It is clear we are all working remotely more often. Better access to broadband, cloud services and changing management practices are all leading to a much more flexible working environment for millions of professionals. However, every now and then, the debate is sparked afresh. Consider then these two statements by well respected CEOs:
Matt Mullenweg in Harvard Business Review
Automattic employs 225 people. We’re located all over the world, in 190 different cities. We have a headquarters in San Francisco and it operates similar to a co-working space. For those who live in the Bay Area, they can work from the office, if they’d like. But in general, the majority of our employees work somewhere other than our home base.
Marissa Mayer on Yahoo!’s telecommuting policy
“I need to talk about the elephant in the room.” Immediately an image of a purple elephant, with large while letters “WFH” (work from home) painted on its side, appeared on projection screens in the hotel auditorium.She repeated a key phrase the company used in a statement it released after the memo was leaked: “It’s not what’s right for Yahoo right now,” and added “It was wrongly perceived as an industry narrative.”
So, many companies believe the advantages of remote working significantly outweigh the disadvantages, while acknowledging exceptions.
A global workforce regardless of size
Technology is supporting collaboration and communication as never before. There are a growing number of apps to support remote working, including new video-conferencing, document-sharing and quick messaging. Cloud-based systems means that everyone has instant access to the same documents, no matter where they are. Given the number of office-based workers who admit to emailing someone on the next desk, co-location is clearly no guarantee of good communication.
With remote working, national boundaries start to lose their significance. You can employ the best in the world from all around the world. This is particularly important for start-ups, who need to gather great talent, but without going to great expense.
Let’s just unpick the whole concept of remote working a little. Research shows that the majority of remote workers are older men, and that they are doing their remote work on top of a full week in the office. So remote working, for them, is enabling them to do their overtime at home. That’s not really what we’re talking about here. We’re talking about not having an office at all, but instead, having remote teams, each of which is spread across countries and time zones. This is obviously going to work best for teams that are very well supported technologically. But plenty of companies are now choosing to work this way, such as Working Mums, an employment agency in the UK, which no longer has a central London office. Crowdsourcing is another example of working across national boundaries to access a global workforce.
Other companies are using remote workers around the world as a way to ensure that customers can always contact someone when they wish to do so. If you only have a US office, your customers in the Far East and Europe cannot get in touch for some part of their day. But a few remote workers in those locations, and your customers have instant access.
The ideal remote workers
There are challenges to overcome, both for companies and individuals, before remote working is feasible. First, for individuals. Remote working is not for everyone. Remote workers have to be more self-disciplined, and also more flexible. With team members around the world, everyone has to be prepared to have the odd phone call at unlikely times of day. 9–5 isn’t going to work in this new world.
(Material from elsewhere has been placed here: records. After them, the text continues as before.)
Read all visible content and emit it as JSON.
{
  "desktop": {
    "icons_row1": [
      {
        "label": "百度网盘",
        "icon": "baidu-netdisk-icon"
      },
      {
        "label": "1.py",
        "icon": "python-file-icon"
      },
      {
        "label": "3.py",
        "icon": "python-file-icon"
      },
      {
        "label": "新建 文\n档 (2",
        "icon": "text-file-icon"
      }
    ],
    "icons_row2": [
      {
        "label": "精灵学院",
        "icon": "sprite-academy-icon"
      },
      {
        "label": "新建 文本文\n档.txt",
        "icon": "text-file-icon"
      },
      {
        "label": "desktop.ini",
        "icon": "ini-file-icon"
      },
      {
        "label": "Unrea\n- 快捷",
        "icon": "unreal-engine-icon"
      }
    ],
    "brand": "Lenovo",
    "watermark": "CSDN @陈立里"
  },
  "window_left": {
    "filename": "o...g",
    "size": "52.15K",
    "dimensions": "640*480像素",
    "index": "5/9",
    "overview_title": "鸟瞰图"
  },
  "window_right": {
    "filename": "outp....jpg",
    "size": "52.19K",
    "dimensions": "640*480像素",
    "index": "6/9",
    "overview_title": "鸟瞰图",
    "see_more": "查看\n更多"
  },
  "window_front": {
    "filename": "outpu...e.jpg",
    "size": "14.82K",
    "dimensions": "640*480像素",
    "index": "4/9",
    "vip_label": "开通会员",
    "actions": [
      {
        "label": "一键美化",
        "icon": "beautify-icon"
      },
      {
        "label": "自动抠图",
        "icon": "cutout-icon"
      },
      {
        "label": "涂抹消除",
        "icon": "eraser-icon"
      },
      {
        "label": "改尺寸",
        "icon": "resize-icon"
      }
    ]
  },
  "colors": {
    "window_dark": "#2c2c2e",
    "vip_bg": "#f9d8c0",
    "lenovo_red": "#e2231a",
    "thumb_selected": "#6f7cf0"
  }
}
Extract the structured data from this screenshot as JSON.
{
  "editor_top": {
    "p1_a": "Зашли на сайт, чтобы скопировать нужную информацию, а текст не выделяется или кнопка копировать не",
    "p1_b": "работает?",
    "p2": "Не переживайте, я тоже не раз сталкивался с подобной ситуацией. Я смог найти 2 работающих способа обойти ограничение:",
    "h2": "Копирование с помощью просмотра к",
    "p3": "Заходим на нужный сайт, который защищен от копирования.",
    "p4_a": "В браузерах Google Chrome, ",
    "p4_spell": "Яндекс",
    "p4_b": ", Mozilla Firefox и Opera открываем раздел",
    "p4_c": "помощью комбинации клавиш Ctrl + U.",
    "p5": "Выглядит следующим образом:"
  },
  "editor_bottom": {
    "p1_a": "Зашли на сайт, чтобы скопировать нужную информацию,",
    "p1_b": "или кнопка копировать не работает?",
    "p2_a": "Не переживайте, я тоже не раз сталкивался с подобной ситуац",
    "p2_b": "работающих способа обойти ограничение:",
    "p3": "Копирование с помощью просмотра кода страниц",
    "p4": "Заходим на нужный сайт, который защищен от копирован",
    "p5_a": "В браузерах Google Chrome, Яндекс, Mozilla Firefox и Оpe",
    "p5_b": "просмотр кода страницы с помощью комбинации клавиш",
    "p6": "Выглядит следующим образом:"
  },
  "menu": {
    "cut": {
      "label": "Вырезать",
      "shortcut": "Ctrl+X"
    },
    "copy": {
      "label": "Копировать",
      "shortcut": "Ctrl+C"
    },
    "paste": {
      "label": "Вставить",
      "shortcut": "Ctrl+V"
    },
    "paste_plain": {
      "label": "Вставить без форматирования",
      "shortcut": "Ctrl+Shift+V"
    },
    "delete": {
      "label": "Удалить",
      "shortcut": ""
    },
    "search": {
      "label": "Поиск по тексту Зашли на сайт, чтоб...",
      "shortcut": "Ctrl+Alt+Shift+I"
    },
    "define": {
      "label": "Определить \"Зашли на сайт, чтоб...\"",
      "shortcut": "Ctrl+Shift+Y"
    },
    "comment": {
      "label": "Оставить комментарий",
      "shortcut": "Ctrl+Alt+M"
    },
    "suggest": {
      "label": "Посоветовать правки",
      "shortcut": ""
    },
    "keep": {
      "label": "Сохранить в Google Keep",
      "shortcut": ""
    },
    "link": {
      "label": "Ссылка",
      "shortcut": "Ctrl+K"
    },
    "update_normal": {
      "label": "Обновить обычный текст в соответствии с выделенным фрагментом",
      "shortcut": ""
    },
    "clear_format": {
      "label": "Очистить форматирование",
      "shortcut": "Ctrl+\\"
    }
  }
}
They also need to be more transparent about what they’re doing, sharing work and collaborating. They also need to be really good communicators. With only telephone, email and video tools, building relationships and trust is harder and needs much more work. It takes longer to build a similar level of trust, but taking this time will pay dividends, because the relationship so built will be based on shared work values, not shared chats around the coffee machine, and the team will be more productive.
For companies, the challenge is about whether they are prepared to put in the investment. Everyone, from management down, does need to buy into the ideas, and it takes time to show results. It also seems likely that there is a critical mass of remote workers, beyond which remote working becomes the norm rather than the exception. Before that point is reached, there will always be suspicion that remote workers are ‘skiving’ or ‘not pulling their weight’, This is usually from fellow employees rather than managers. It creates discontent, and needs to be managed. There will also be issues about the work required to communicate well with remote workers, and keep them engaged. But once beyond the critical mass, companies may well find it’s the best move they ever made, allowing them to recruit and retain the best in the world regardless of their location.
Remote working can be extremely beneficial for companies and individuals, but it does take effort on both parts. Technology is only part of the story. The question for companies and individuals alike is whether they are prepared to make the investment to reap the benefits.
Image credit: Illusion by Hajar Khalid Al Akoor